Like the Marty Allen joke, the evening had a way of playing tricks with time and space. Jack Nicholson, with his clumpy brush cut and a mustache that appeared to consist of some yanked cat fur glued to his upper lip, has apparently decided to revert to the dissolute-sailor look he first sported in 1973’s The Last Detail. He introduced Warren Beatty, recipient of the Irving G. Thalberg Award, and suddenly — shockingly — Beatty looked only a few years younger than Richard Farnsworth, and his rambling remarks were only slightly more coherent than those of the widely feared Roberto Benigni. Poor Annette Bening — Hilary Swank steals an Oscar out from under her, then she has to drive this geezer home and pretend everything is splendor in the Hollywood Hills grass.
Bad sights of the night: Best Supporting Actress Angelina Jolie demonstrating what Christina Ricci would look like if she’d continued wearing her Addams Family costume in public; and the sobbing reaction shot of Chad Lowe, when wife Swank claimed her Oscar — it was a new, real-time indie film, Boys Do Cry. For a second there, I thought the compact little Lowe was Haley Joel Osment, finally breaking down after losing his Oscar bid. And when Gloria Estefan came out with ‘N Sync to perform ”Dueling Glottal Stops” — excuse me, ”Music of My Heart” — it finally hit me: ‘N Sync, in their studiously coordinated-yet-different outfits, are the Oak Ridge Boys of kiddie pop.
Best winner: Michael Caine, whose choked emotions seemed especially sincere and gratifying coming from a fine actor who’s spent his career keeping his on-screen emotions in check. (By the way, did anyone else notice that in the clip they showed later of Caine in 1966’s Alfie, he looked uncannily like Jude Law?)
Most disappointing event we could have predicted: Thanks to Robin Williams’ mumble-mouthed hamminess, you’d never know that the South Park song, even bowdlerized, is a first-rate example of classic movie-musical songwriting.
Revelation the Film Comment crowd will now chew over for five minutes: Kevin Spacey and director Sam Mendes’ acknowledgment that the cynical heart of American Beauty had been transplanted from Billy Wilder’s gloriously heartless 1960 film, The Apartment.

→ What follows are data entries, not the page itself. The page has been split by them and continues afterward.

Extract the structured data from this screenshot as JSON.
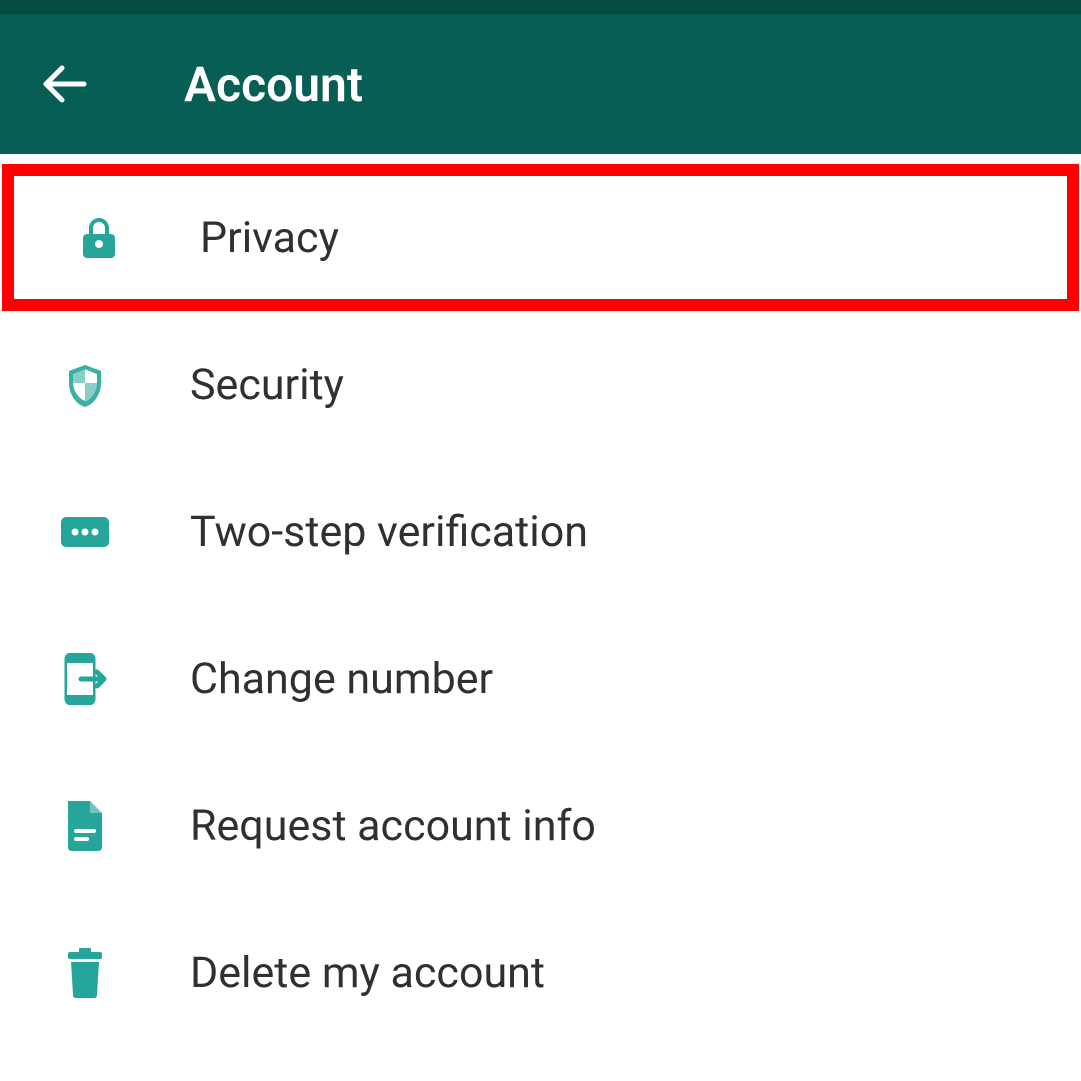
{
  "header": {
    "title": "Account"
  },
  "items": [
    {
      "label": "Privacy",
      "icon": "lock",
      "highlighted": true
    },
    {
      "label": "Security",
      "icon": "shield",
      "highlighted": false
    },
    {
      "label": "Two-step verification",
      "icon": "dots",
      "highlighted": false
    },
    {
      "label": "Change number",
      "icon": "phone-arrow",
      "highlighted": false
    },
    {
      "label": "Request account info",
      "icon": "document",
      "highlighted": false
    },
    {
      "label": "Delete my account",
      "icon": "trash",
      "highlighted": false
    }
  ]
}
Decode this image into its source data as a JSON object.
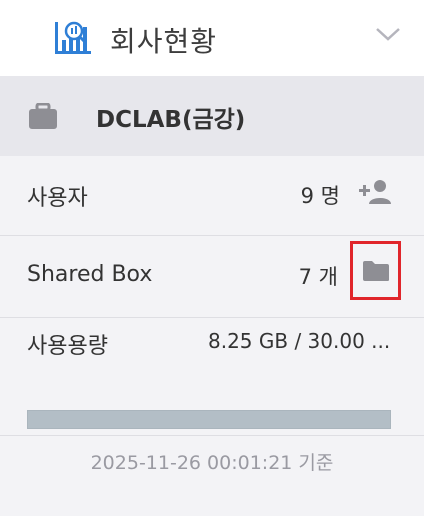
{
  "header": {
    "title": "회사현황",
    "logo_icon": "chart-search-icon",
    "toggle_icon": "chevron-down-icon"
  },
  "company": {
    "name": "DCLAB(금강)",
    "icon": "briefcase-icon"
  },
  "stats": {
    "users": {
      "label": "사용자",
      "value": "9 명",
      "action_icon": "add-user-icon"
    },
    "shared_box": {
      "label": "Shared Box",
      "value": "7 개",
      "action_icon": "folder-icon",
      "highlight_color": "#e0252b"
    },
    "usage": {
      "label": "사용용량",
      "value": "8.25 GB / 30.00 ...",
      "used_gb": 8.25,
      "total_gb": 30.0
    }
  },
  "footer": {
    "timestamp": "2025-11-26 00:01:21 기준"
  },
  "colors": {
    "accent": "#2f7fd6",
    "panel": "#f3f3f6",
    "company_bg": "#e7e7ec",
    "bar": "#b3bec6"
  }
}
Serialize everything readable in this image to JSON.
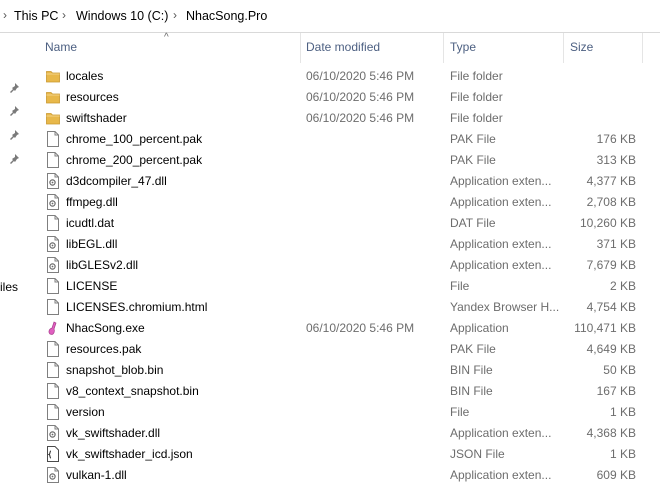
{
  "breadcrumb": [
    "This PC",
    "Windows 10 (C:)",
    "NhacSong.Pro"
  ],
  "nav_label": "iles",
  "columns": {
    "name": "Name",
    "date": "Date modified",
    "type": "Type",
    "size": "Size"
  },
  "files": [
    {
      "name": "locales",
      "date": "06/10/2020 5:46 PM",
      "type": "File folder",
      "size": "",
      "icon": "folder-icon"
    },
    {
      "name": "resources",
      "date": "06/10/2020 5:46 PM",
      "type": "File folder",
      "size": "",
      "icon": "folder-icon"
    },
    {
      "name": "swiftshader",
      "date": "06/10/2020 5:46 PM",
      "type": "File folder",
      "size": "",
      "icon": "folder-icon"
    },
    {
      "name": "chrome_100_percent.pak",
      "date": "",
      "type": "PAK File",
      "size": "176 KB",
      "icon": "file-icon"
    },
    {
      "name": "chrome_200_percent.pak",
      "date": "",
      "type": "PAK File",
      "size": "313 KB",
      "icon": "file-icon"
    },
    {
      "name": "d3dcompiler_47.dll",
      "date": "",
      "type": "Application exten...",
      "size": "4,377 KB",
      "icon": "dll-icon"
    },
    {
      "name": "ffmpeg.dll",
      "date": "",
      "type": "Application exten...",
      "size": "2,708 KB",
      "icon": "dll-icon"
    },
    {
      "name": "icudtl.dat",
      "date": "",
      "type": "DAT File",
      "size": "10,260 KB",
      "icon": "file-icon"
    },
    {
      "name": "libEGL.dll",
      "date": "",
      "type": "Application exten...",
      "size": "371 KB",
      "icon": "dll-icon"
    },
    {
      "name": "libGLESv2.dll",
      "date": "",
      "type": "Application exten...",
      "size": "7,679 KB",
      "icon": "dll-icon"
    },
    {
      "name": "LICENSE",
      "date": "",
      "type": "File",
      "size": "2 KB",
      "icon": "file-icon"
    },
    {
      "name": "LICENSES.chromium.html",
      "date": "",
      "type": "Yandex Browser H...",
      "size": "4,754 KB",
      "icon": "file-icon"
    },
    {
      "name": "NhacSong.exe",
      "date": "06/10/2020 5:46 PM",
      "type": "Application",
      "size": "110,471 KB",
      "icon": "app-icon"
    },
    {
      "name": "resources.pak",
      "date": "",
      "type": "PAK File",
      "size": "4,649 KB",
      "icon": "file-icon"
    },
    {
      "name": "snapshot_blob.bin",
      "date": "",
      "type": "BIN File",
      "size": "50 KB",
      "icon": "file-icon"
    },
    {
      "name": "v8_context_snapshot.bin",
      "date": "",
      "type": "BIN File",
      "size": "167 KB",
      "icon": "file-icon"
    },
    {
      "name": "version",
      "date": "",
      "type": "File",
      "size": "1 KB",
      "icon": "file-icon"
    },
    {
      "name": "vk_swiftshader.dll",
      "date": "",
      "type": "Application exten...",
      "size": "4,368 KB",
      "icon": "dll-icon"
    },
    {
      "name": "vk_swiftshader_icd.json",
      "date": "",
      "type": "JSON File",
      "size": "1 KB",
      "icon": "json-icon"
    },
    {
      "name": "vulkan-1.dll",
      "date": "",
      "type": "Application exten...",
      "size": "609 KB",
      "icon": "dll-icon"
    }
  ],
  "colors": {
    "header_text": "#4d6082",
    "folder": "#e8b84a",
    "muted_text": "#6d6d6d"
  }
}
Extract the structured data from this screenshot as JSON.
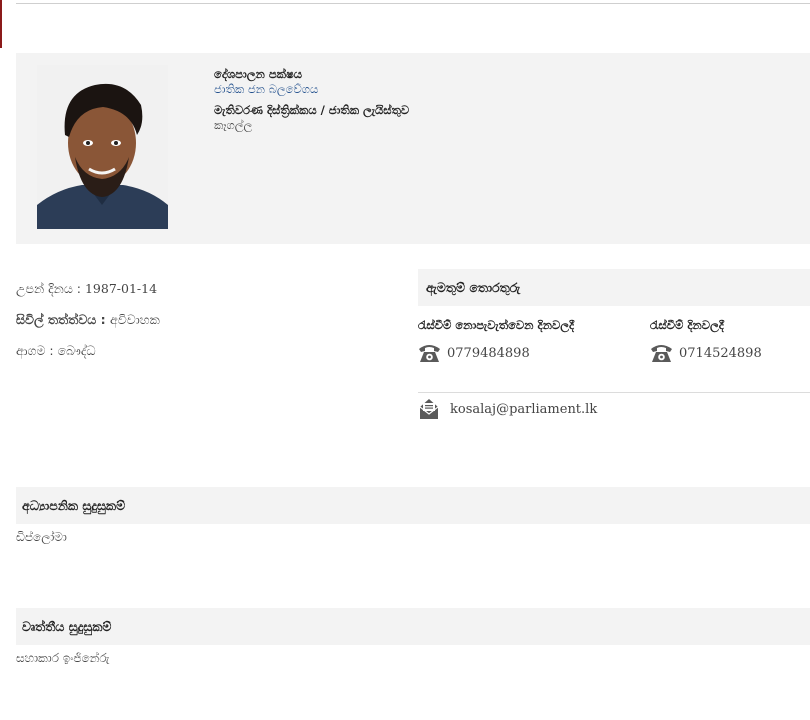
{
  "profile": {
    "party_label": "දේශපාලන පක්ෂය",
    "party_value": "ජාතික ජන බලවේගය",
    "district_label": "මැතිවරණ දිස්ත්‍රික්කය / ජාතික ලැයිස්තුව",
    "district_value": "කෑගල්ල"
  },
  "details": [
    {
      "label": "උපන් දිනය : ",
      "value": "1987-01-14"
    },
    {
      "label": "සිවිල් තත්ත්වය : ",
      "value": "අවිවාහක"
    },
    {
      "label": "ආගම : ",
      "value": "බෞද්ධ"
    }
  ],
  "contact": {
    "title": "ඇමතුම් තොරතුරු",
    "non_sitting_label": "රැස්වීම් නොපැවැත්වෙන දිනවලදී",
    "non_sitting_phone": "0779484898",
    "sitting_label": "රැස්වීම් දිනවලදී",
    "sitting_phone": "0714524898",
    "email": "kosalaj@parliament.lk"
  },
  "education": {
    "title": "අධ්‍යාපනික සුදුසුකම්",
    "value": "ඩිප්ලෝමා"
  },
  "profession": {
    "title": "වෘත්තීය සුදුසුකම්",
    "value": "සහාකාර ඉංජිනේරු"
  },
  "icons": {
    "phone": "telephone-icon",
    "email": "envelope-icon"
  },
  "colors": {
    "accent": "#8b1a1a",
    "link": "#1f4e8c",
    "panel": "#f3f3f3",
    "icon": "#5a5a5a"
  }
}
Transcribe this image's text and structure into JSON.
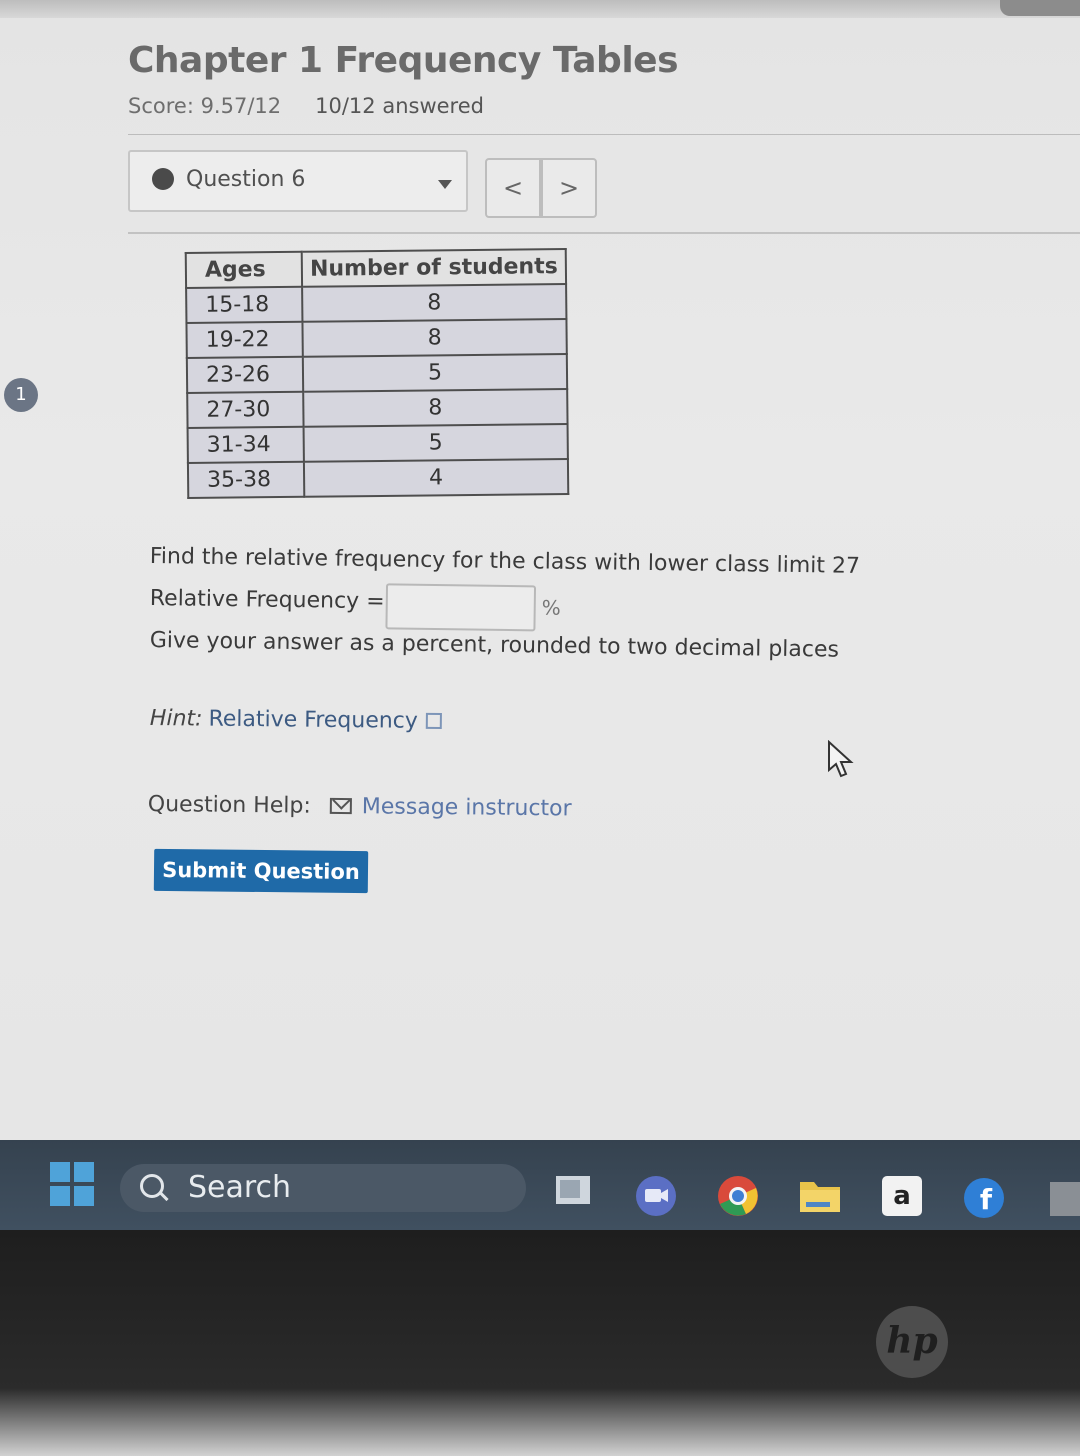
{
  "header": {
    "title": "Chapter 1 Frequency Tables",
    "score": "Score: 9.57/12",
    "answered": "10/12 answered"
  },
  "question_selector": {
    "label": "Question 6"
  },
  "nav": {
    "prev": "<",
    "next": ">"
  },
  "side_badge": "1",
  "table": {
    "headers": [
      "Ages",
      "Number of students"
    ],
    "rows": [
      [
        "15-18",
        "8"
      ],
      [
        "19-22",
        "8"
      ],
      [
        "23-26",
        "5"
      ],
      [
        "27-30",
        "8"
      ],
      [
        "31-34",
        "5"
      ],
      [
        "35-38",
        "4"
      ]
    ]
  },
  "question": {
    "prompt": "Find the relative frequency for the class with lower class limit 27",
    "rf_label": "Relative Frequency =",
    "rf_value": "",
    "rf_unit": "%",
    "instructions": "Give your answer as a percent, rounded to two decimal places"
  },
  "hint": {
    "label": "Hint:",
    "link": "Relative Frequency"
  },
  "help": {
    "label": "Question Help:",
    "link": "Message instructor"
  },
  "submit_label": "Submit Question",
  "taskbar": {
    "search_label": "Search",
    "icons": [
      "windows-start-icon",
      "search-icon",
      "file-explorer-icon",
      "video-chat-icon",
      "chrome-icon",
      "folder-icon",
      "amazon-icon",
      "facebook-icon"
    ]
  },
  "hp_logo": "hp"
}
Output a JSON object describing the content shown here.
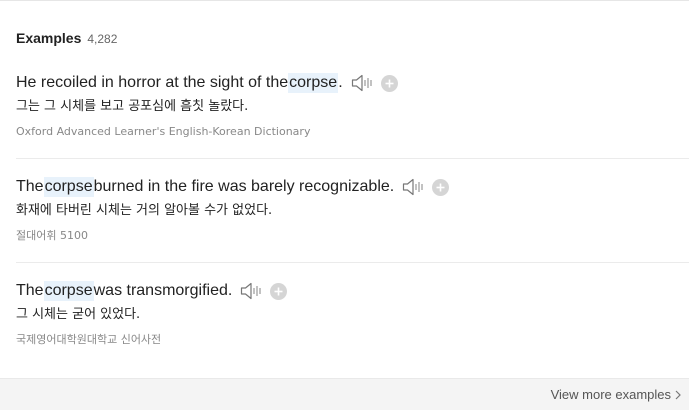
{
  "section": {
    "title": "Examples",
    "count": "4,282"
  },
  "examples": [
    {
      "before": "He recoiled in horror at the sight of the ",
      "keyword": "corpse",
      "after": ".",
      "translation": "그는 그 시체를 보고 공포심에 흠칫 놀랐다.",
      "source": "Oxford Advanced Learner's English-Korean Dictionary",
      "icons": [
        "speaker-icon",
        "plus-icon"
      ]
    },
    {
      "before": "The ",
      "keyword": "corpse",
      "after": " burned in the fire was barely recognizable.",
      "translation": "화재에 타버린 시체는 거의 알아볼 수가 없었다.",
      "source": "절대어휘 5100",
      "icons": [
        "speaker-icon",
        "plus-icon"
      ]
    },
    {
      "before": "The ",
      "keyword": "corpse",
      "after": " was transmorgified.",
      "translation": "그 시체는 굳어 있었다.",
      "source": "국제영어대학원대학교 신어사전",
      "icons": [
        "speaker-icon",
        "plus-icon"
      ]
    }
  ],
  "footer": {
    "view_more_label": "View more examples",
    "icon": "chevron-right-icon"
  },
  "colors": {
    "highlight": "#e8f2fb",
    "source_text": "#888888",
    "footer_bg": "#f4f4f4"
  }
}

Beyond the Zanucks’ control, ABC conducted itself with its usual pointless vulgarity, starting pre-Oscars, with Barbara Walters hectoring poor Ricky Martin about his sexuality. (To his credit, Martin spoke in riddles worthy of a hair-gelled Sphinx: Asked by Babs when he ”became a man,” he said ”I was 14” and ”it was not what I expected.” Given that he was a member of Menudo at the time, I would imagine every day was Surprise Day for little Ricky.)
Walters was followed by the Oscar preshow, hosted by her View co-panelist, the screaming Meredith Vieira, who tried to interview celebs and ended up calling a clearly startled Kevin Spacey a ”little liar” for not admitting he wanted to win. Vieira may have been an improvement over last year’s glazed Geena Davis, but basically, this is a half hour the network should just stop producing. And after the long night, there was Bill Maher and his second annual Politically Incorrect After Party, a pooper of an affair that only went further downhill after professional-scold panelist Michael Medved and Maher made an implied incest joke about Jolie’s close bond with the brother who’d accompanied her to the Oscars.
All in all, I don’t know which image was worse: the one Medved and Maher summoned up, or the Pepsi commercial where that insufferable little girl stuck her tongue out while daubed in Kiss makeup. Could Peter Coyote please wipe the gunk off the kid’s face with a hot towel?